NPR

Folk Alley's Favorite CDs of 2007

Folk Alley presents a sampling of its favorite CDs this year, submitted by hosts and staff: Elena See, Jeff St. Clair, Barb Heller, Jim Blum, Chris Boros, Ann VerWiebe and Linda Fahey.

Folk Alley programmers have also posted their personal favorites at the Folk Alley Blog.

Copyright 2014 WKSV-FM. To see more, visit http://www.wksu.org.

More Photos

Susan Werner

Werner uses her singer-songwriter talents to create an unusual collection of ruminations on faith -- told from an agnostic’s point of view. A CD that makes you think while you’re enjoying the well-crafted songs.

Patty Griffin

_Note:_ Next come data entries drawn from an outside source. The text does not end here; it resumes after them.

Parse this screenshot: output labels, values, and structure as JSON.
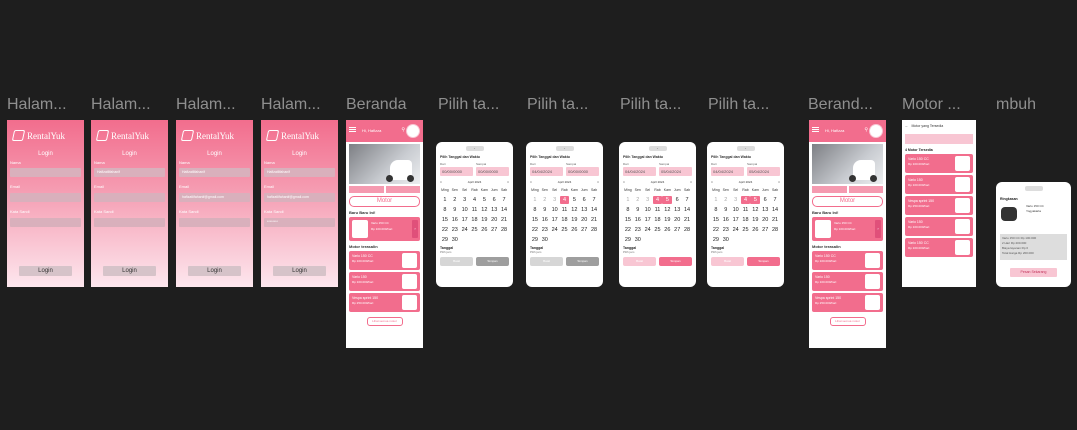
{
  "labels": [
    "Halam...",
    "Halam...",
    "Halam...",
    "Halam...",
    "Beranda",
    "Pilih ta...",
    "Pilih ta...",
    "Pilih ta...",
    "Pilih ta...",
    "Berand...",
    "Motor ...",
    "mbuh"
  ],
  "colors": {
    "canvas": "#1e1e1e",
    "accent": "#f26d8d",
    "accent_light": "#f8c6d3",
    "label": "#8f8f8f"
  },
  "login": {
    "brand": "RentalYuk",
    "title": "Login",
    "f_name": "Nama",
    "f_email": "Email",
    "f_pass": "Kata Sandi",
    "button": "Login",
    "name_val": "Hafizatlifahanif",
    "email_val": "hafizatlifahanif@gmail.com",
    "pass_val": "********"
  },
  "home": {
    "greet": "Hi, Hafizza",
    "motor_pill": "Motor",
    "new_title": "Baru Baru Ini!",
    "fav_title": "Motor terasalin",
    "more": "Lihat semua motor",
    "new_card": {
      "name": "Vario 150 CC",
      "sub": "Rp 100.000/hari"
    },
    "cards": [
      {
        "name": "Vario 150 CC",
        "sub": "Rp 100.000/hari"
      },
      {
        "name": "Vario 150",
        "sub": "Rp 100.000/hari"
      },
      {
        "name": "Vespa sprint 150",
        "sub": "Rp 250.000/hari"
      }
    ]
  },
  "picker": {
    "title": "Pilih Tanggal dan Waktu",
    "sub": "Tanggal",
    "from_lbl": "Dari",
    "to_lbl": "Sampai",
    "month": "April 2024",
    "weekdays": [
      "Ming",
      "Sen",
      "Sel",
      "Rab",
      "Kam",
      "Jum",
      "Sab"
    ],
    "time_lbl": "Tanggal",
    "time_sub": "Pilih jam",
    "cancel": "Batal",
    "ok": "Simpan",
    "dates": [
      {
        "from": "00/00/0000",
        "to": "00/00/0000"
      },
      {
        "from": "04/04/2024",
        "to": "00/00/0000"
      },
      {
        "from": "04/04/2024",
        "to": "05/04/2024"
      },
      {
        "from": "04/04/2024",
        "to": "05/04/2024"
      }
    ]
  },
  "list": {
    "title": "Motor yang Tersedia",
    "count": "4 Motor Tersedia"
  },
  "detail": {
    "title": "Ringkasan",
    "name": "Vario 150 CC",
    "loc": "Yogyakarta",
    "rows": [
      "Vario 150 CC   Rp 100.000",
      "2 Hari   Rp 200.000",
      "Biaya layanan   Rp 0"
    ],
    "total": "Total Harga   Rp 200.000",
    "button": "Pesan Sekarang"
  }
}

An eclectic mix: from jazz to R&B, piano ballads to gospel and contemporary folk. This is her finest CD to date.

Levon Helm

After overcoming throat cancer and a fire that destroyed his recording studio, Helm returns with a gritty tribute to his rural Arkansas roots. It's his first solo CD in 25 years.

Eilen Jewell

Straight out of a speakeasy that only serves the good stuff.

LAU

High energy Celtic sounds from a trio that sounds like a sextet.

Ricky Skaggs & Bruce Hornsby

An unexpected acoustic collaboration that draws on the strengths of two talented musicians. Long a master of traditional bluegrass, Skaggs uses his instrumentation to blend with the versatile Hornsby.

The Infamous Stringdusters

The International Bluegrass Music Association's Emerging Artist of the Year, this group of younger Nashville veterans has done a fine job with every one of the dozen tracks on this album.

The Greencards

American bluegrass filtered through the perspective of two Aussies and a Brit who met in Austin, Texas. A good range of traditional roots music and a more contemporary sound.

Richard Shindell

After careful consideration and personal reflection, Shindell chose 12 songs fraught with personal meaning. It's a covers album full of unlikely juxtapositions. And yet it works.

Peter Rowan & Tony Rice

These two bluegrass greats can even make "Shady Grove" sound fresh -- tight harmonies throughout, plus sublime guitar work. The final song says it best: "Perfection."
Most Popular